"For “A Day in the Life,” Lennon wrote the opening and closing sections, while McCartney contributed the “Woke up/Fell out of bed” middle.

For the climax, they hired 40 musicians, dressed them in tuxedos and funny hats, and told them they had 15 bars to ascend from the lowest note on their instruments to the highest.

The song has often been rated as The Beatles' best, with reviewers calling it “one of the most ambitious, influential, and groundbreaking works in pop music history” and “perhaps one of the most important single tracks in the history of rock music.”"

There's no arguing that this is a great album. To me, it's just funny how it's so far derived from what four mop-tops from Liverpool known as "The Beatles" original "she loves you yeah yeah yeah" sound was. The experimentation and development of a concept album is thrilling in the sense that it's The Beatles, in 1967, as a fictitious band called Sgt. Pepper's Lonely Hearts Club Band and they created all this new timeless music.

The most impressive part to me, is the fact that the group's entire music catalog, to this day, is still timeless. They take steps away from this depiction of who they presented themselves to America as, in pressed suits and done hair, and really became themselves.

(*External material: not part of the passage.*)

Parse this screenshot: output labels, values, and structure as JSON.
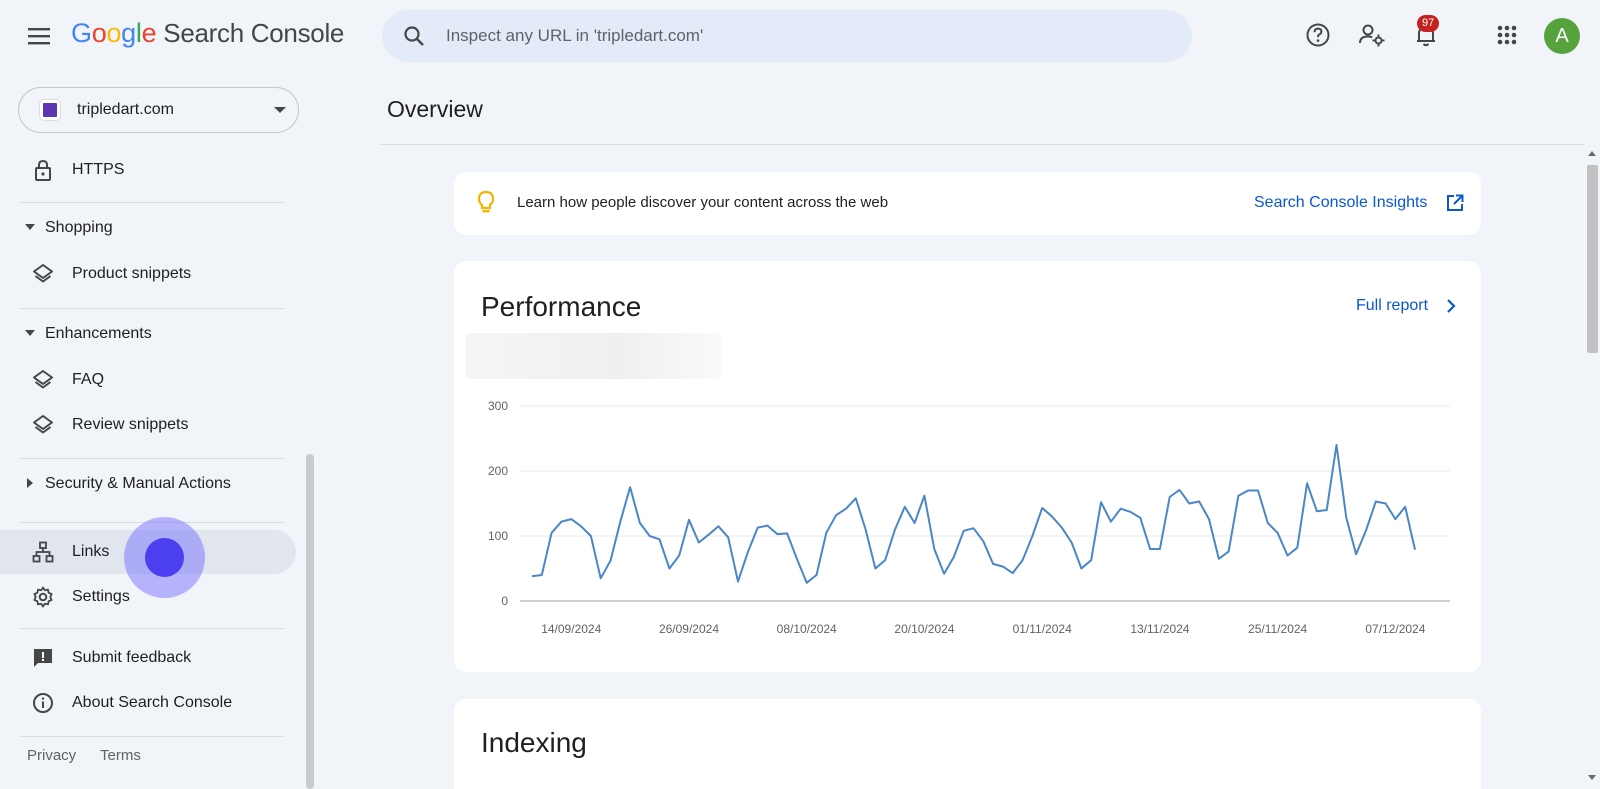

This record is about being whoever you want and experimentation.

It's truly a work of art, from the inserts inside the record itself to the outfits, the inspirations, the evolutions, everything. This is one of my favorite albums without a doubt.

kk